“It is such a milestone because you never expect a small homegrown outreach program like ours to continue for two decades,” Garcia said. “Dr. William Sparkman started the program with 50 students back in the spring of 2000. His vision not only became a reality, it has created a positive ripple effect in our community.”
Students are recommended to the program during their sixth grade year and supported throughout their K-12 journey and beyond. The program currently mentors 413 low-income, first-generation students who are in grades 7 through 12 and attend 34 different school sites. Each summer, between 275 and 300 students attend the Dean's Future Scholars summer program on the university campus and have access to free academic and enrichment opportunities. Once they enroll at the University of Nevada, Reno, students have access to mentoring, tutoring, internship and employment opportunities, a study lounge with free food and printing, and over $40,000 in college scholarships are allocated annually.
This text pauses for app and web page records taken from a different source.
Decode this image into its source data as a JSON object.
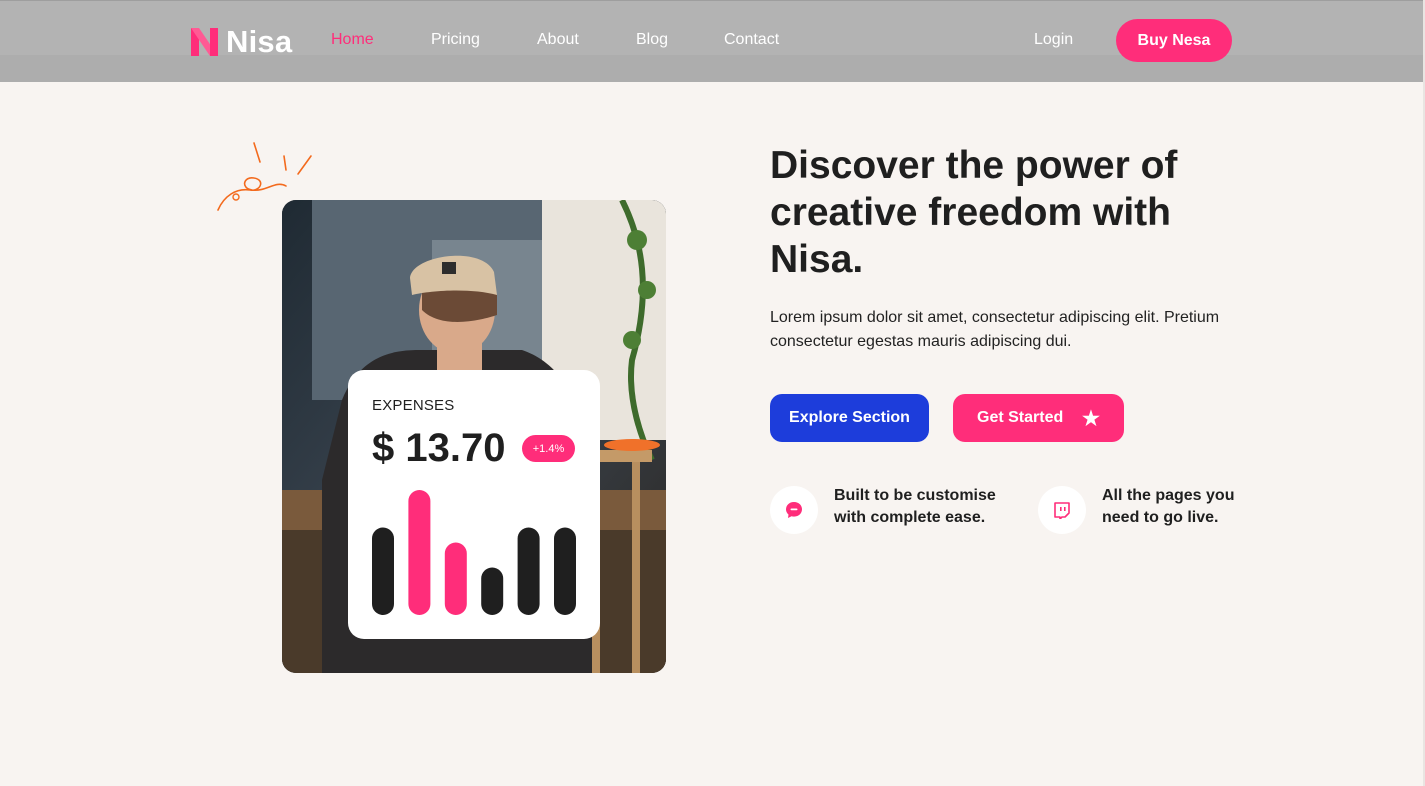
{
  "brand": {
    "name": "Nisa",
    "accent": "#ff2d7a",
    "blue": "#1d3ddb"
  },
  "nav": {
    "items": [
      {
        "label": "Home",
        "active": true
      },
      {
        "label": "Pricing",
        "active": false
      },
      {
        "label": "About",
        "active": false
      },
      {
        "label": "Blog",
        "active": false
      },
      {
        "label": "Contact",
        "active": false
      }
    ],
    "login_label": "Login",
    "buy_label": "Buy Nesa"
  },
  "hero": {
    "title": "Discover the power of creative freedom with Nisa.",
    "description": "Lorem ipsum dolor sit amet, consectetur adipiscing elit. Pretium consectetur egestas mauris adipiscing dui.",
    "explore_label": "Explore Section",
    "start_label": "Get Started",
    "start_icon": "star-icon"
  },
  "card": {
    "label": "EXPENSES",
    "amount": "$ 13.70",
    "badge": "+1.4%",
    "bars": [
      {
        "value": 0.7,
        "color": "#1f1f1f"
      },
      {
        "value": 1.0,
        "color": "#ff2d7a"
      },
      {
        "value": 0.58,
        "color": "#ff2d7a"
      },
      {
        "value": 0.38,
        "color": "#1f1f1f"
      },
      {
        "value": 0.7,
        "color": "#1f1f1f"
      },
      {
        "value": 0.7,
        "color": "#1f1f1f"
      }
    ]
  },
  "features": [
    {
      "text": "Built to be customise with complete ease.",
      "icon": "chat-bubble-icon"
    },
    {
      "text": "All the pages you need to go live.",
      "icon": "twitch-icon"
    }
  ]
}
“It originally started with bringing the students to (the University) campus for an annual conference to expose them to college life and careers in education,” Garcia said. “With donor support we added the mentoring program and expanded our summer program, but I believe the real game changer was when we started to grow our own mentors.”
Garcia said that it is a unique characteristic for a college access program to use the near-peer mentoring model where college students deliver the outreach and wrap-around services. Today, 95% of the DFS mentoring team and 57% of the DFS leadership team has been involved with the program since the sixth grade.
Every student recommended to the program is welcomed with open arms regardless of their background, academic performance, or family history. At no point are program participants screened based on their test scores or exited from the program due to grades, attendance, or behavior.
“We're just like a family where we go through the highs and the lows with them,” Garcia said. “Our goal is for students to do something after high school, and it doesn't matter what they choose. We’d love for our students to all go to college, but we know college isn't for everybody. Our goal is prepare them so that they have every option available to them after high school.”
Many of the DFS participants will be the first in their family to graduate high school. Currently, 60% of the program fathers and 56% of the program mothers have not graduated from high school. Since 2016, program participants have averaged a high school graduation rate of 97%, while their counterparts in the school district have averaged a graduation rate of 75%. In addition, for the past five years, program students have earned honors and advanced diplomas at a rate of 19 percentage points higher than the overall school district.
“It is going to be a very busy few years, but stewarding $4 million to support first-gen initiatives throughout the state that I love so much is my dream job," Garcia said. "Keep in mind that I am a school counselor by trade, so it really is a unique opportunity to have someone in this role who understands both the K-12 system, the higher education system, and has 18 years personal experience working with this population."